degree, associate degree, or certificate in radiation therapy generally
is required. Many states also require radiation therapists to be
licensed. With experience, therapists can advance to managerial
Employers usually require
applicants to complete an associate or a bachelor's degree program in
radiation therapy. Individuals also may become qualified by completing
an associate or a bachelor's degree program in radiography, which is the
study of radiological imaging, and then completing a 12-month
certificate program in radiation therapy. Radiation therapy programs
include core courses on radiation therapy procedures and the scientific
theories behind them. In addition, such programs often include courses
on human anatomy and physiology, physics, algebra, precalculus, writing,
public speaking, computer science, and research methodology.
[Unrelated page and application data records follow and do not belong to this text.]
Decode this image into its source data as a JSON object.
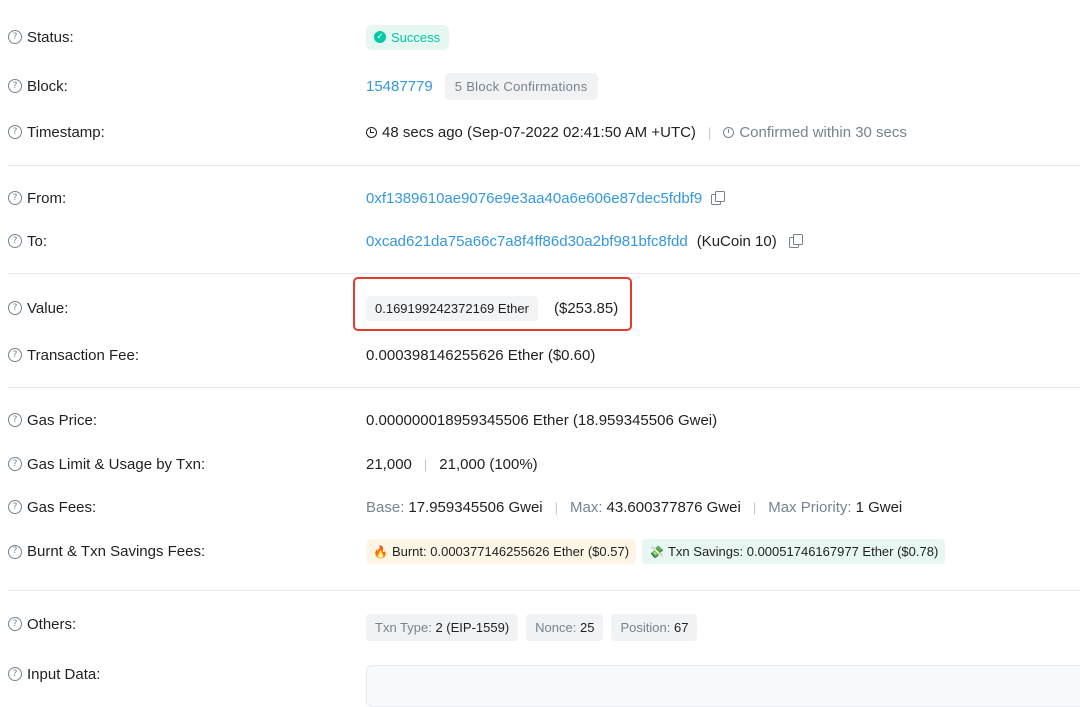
{
  "status": {
    "label": "Status:",
    "value": "Success"
  },
  "block": {
    "label": "Block:",
    "number": "15487779",
    "confirmations": "5 Block Confirmations"
  },
  "timestamp": {
    "label": "Timestamp:",
    "value": "48 secs ago (Sep-07-2022 02:41:50 AM +UTC)",
    "separator": "|",
    "confirmed": "Confirmed within 30 secs"
  },
  "from": {
    "label": "From:",
    "address": "0xf1389610ae9076e9e3aa40a6e606e87dec5fdbf9"
  },
  "to": {
    "label": "To:",
    "address": "0xcad621da75a66c7a8f4ff86d30a2bf981bfc8fdd",
    "name": "(KuCoin 10)"
  },
  "value": {
    "label": "Value:",
    "ether": "0.169199242372169 Ether",
    "usd": "($253.85)"
  },
  "txn_fee": {
    "label": "Transaction Fee:",
    "value": "0.000398146255626 Ether ($0.60)"
  },
  "gas_price": {
    "label": "Gas Price:",
    "value": "0.000000018959345506 Ether (18.959345506 Gwei)"
  },
  "gas_limit": {
    "label": "Gas Limit & Usage by Txn:",
    "limit": "21,000",
    "separator": "|",
    "usage": "21,000 (100%)"
  },
  "gas_fees": {
    "label": "Gas Fees:",
    "base_key": "Base:",
    "base_val": "17.959345506 Gwei",
    "separator": "|",
    "max_key": "Max:",
    "max_val": "43.600377876 Gwei",
    "priority_key": "Max Priority:",
    "priority_val": "1 Gwei"
  },
  "burnt": {
    "label": "Burnt & Txn Savings Fees:",
    "burnt_text": "Burnt: 0.000377146255626 Ether ($0.57)",
    "savings_text": "Txn Savings: 0.00051746167977 Ether ($0.78)",
    "burnt_icon": "fire-icon",
    "savings_icon": "money-icon"
  },
  "others": {
    "label": "Others:",
    "type_key": "Txn Type:",
    "type_val": "2 (EIP-1559)",
    "nonce_key": "Nonce:",
    "nonce_val": "25",
    "position_key": "Position:",
    "position_val": "67"
  },
  "input_data": {
    "label": "Input Data:"
  },
  "colors": {
    "link": "#3498db",
    "success": "#00c9a7",
    "highlight": "#e23b2e",
    "muted": "#77838f"
  }
}
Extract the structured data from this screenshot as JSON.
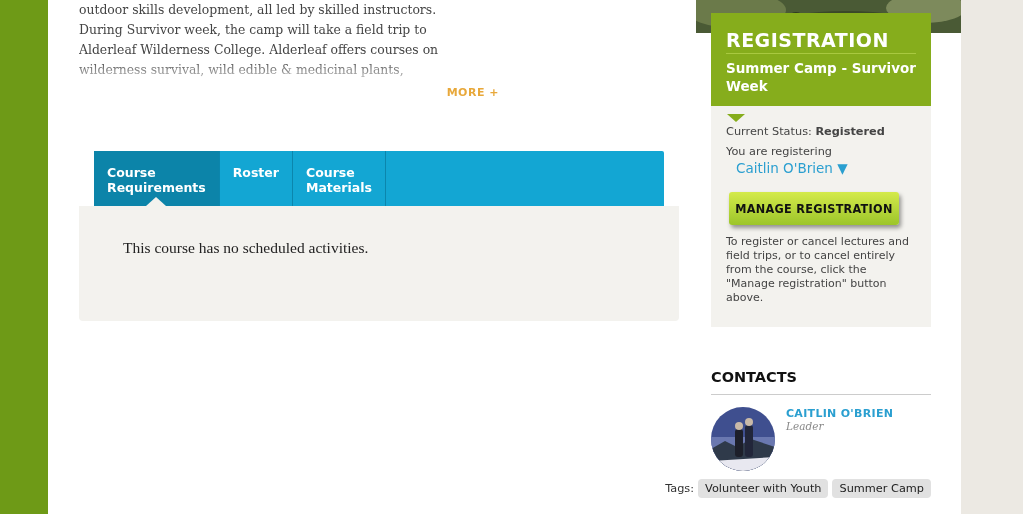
{
  "description": {
    "text": "outdoor skills development, all led by skilled instructors.\nDuring Survivor week, the camp will take a field trip to\nAlderleaf Wilderness College. Alderleaf offers courses on\nwilderness survival, wild edible & medicinal plants,",
    "more_link": "MORE +"
  },
  "tabs": [
    {
      "label": "Course\nRequirements",
      "selected": true
    },
    {
      "label": "Roster",
      "selected": false
    },
    {
      "label": "Course\nMaterials",
      "selected": false
    }
  ],
  "tab_content": "This course has no scheduled activities.",
  "registration": {
    "title": "REGISTRATION",
    "course": "Summer Camp - Survivor Week",
    "status_label": "Current Status:",
    "status": "Registered",
    "registering_label": "You are registering",
    "registrant": "Caitlin O'Brien ▼",
    "button": "MANAGE REGISTRATION",
    "note": "To register or cancel lectures and field trips, or to cancel entirely from the course, click the \"Manage registration\" button above."
  },
  "contacts": {
    "heading": "CONTACTS",
    "people": [
      {
        "name": "CAITLIN O'BRIEN",
        "role": "Leader",
        "kind": "picture"
      }
    ]
  },
  "tags": {
    "label": "Tags:",
    "items": [
      "Volunteer with Youth",
      "Summer Camp"
    ]
  }
}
In the
United States, radiation therapy programs are accredited by the American
Registry of Radiologic Technologists (ARRT).
Licensing and Certification
states required radiation therapists to be licensed by a state
accrediting board. Licensing requirements vary by state, but many
states require applicants to pass the ARRT certification examination.
Further information is available from individual State licensing
Some states, as well as many
employers, require that radiation therapists be certified by ARRT. To
become ARRT-certified, an applicant must complete an accredited
radiation therapy program, adhere to ARRT ethical standards, and pass
the ARRT certification examination. The examination and accredited
academic programs cover radiation protection and quality assurance,
clinical concepts in radiation oncology, treatment planning, treatment
delivery, and patient care and education. Candidates also must
demonstrate competency in several clinical practices including patient
care activities; simulation procedures; dosimetry calculations;
fabrication of beam modification devices; low-volume, high-risk
procedures, and the application of radiation.
ARRT certification is valid
for 1 year, after which therapists must renew their certification.
Requirements for renewal include abiding by the ARRT ethical standards,
paying annual dues, and satisfying continuing education requirements.
Continuing education requirements must be met every 2 years and include
either the completion of 24 credits of radiation therapy-related courses
or the attainment of ARRT certification in a discipline other than
radiation therapy. Certification renewal, however, may not be required
by all States or employers that require initial certification.
All radiation therapists
need good communication skills because their work involves a great deal
of patient interaction. Individuals interested in becoming radiation
therapists should be psychologically capable of working with cancer
patients. They should be caring and empathetic because they work with
patients who are ill and under stress. They should be able to keep
accurate, detailed records. They also should be physically fit because
they work on their feet for long periods and lift and move disabled
therapists may advance to manage radiation therapy programs in treatment
centers or other health care facilities. Managers generally continue to
treat patients while taking on management responsibilities. Other
advancement opportunities include teaching, technical sales, and
research. With additional training and certification, therapists also
can become dosimetrists, who use complex mathematical formulas to
calculate proper radiation doses.
Note: Some resources in this section are provided by the US Department
of Labor, Bureau of Labor Statistics.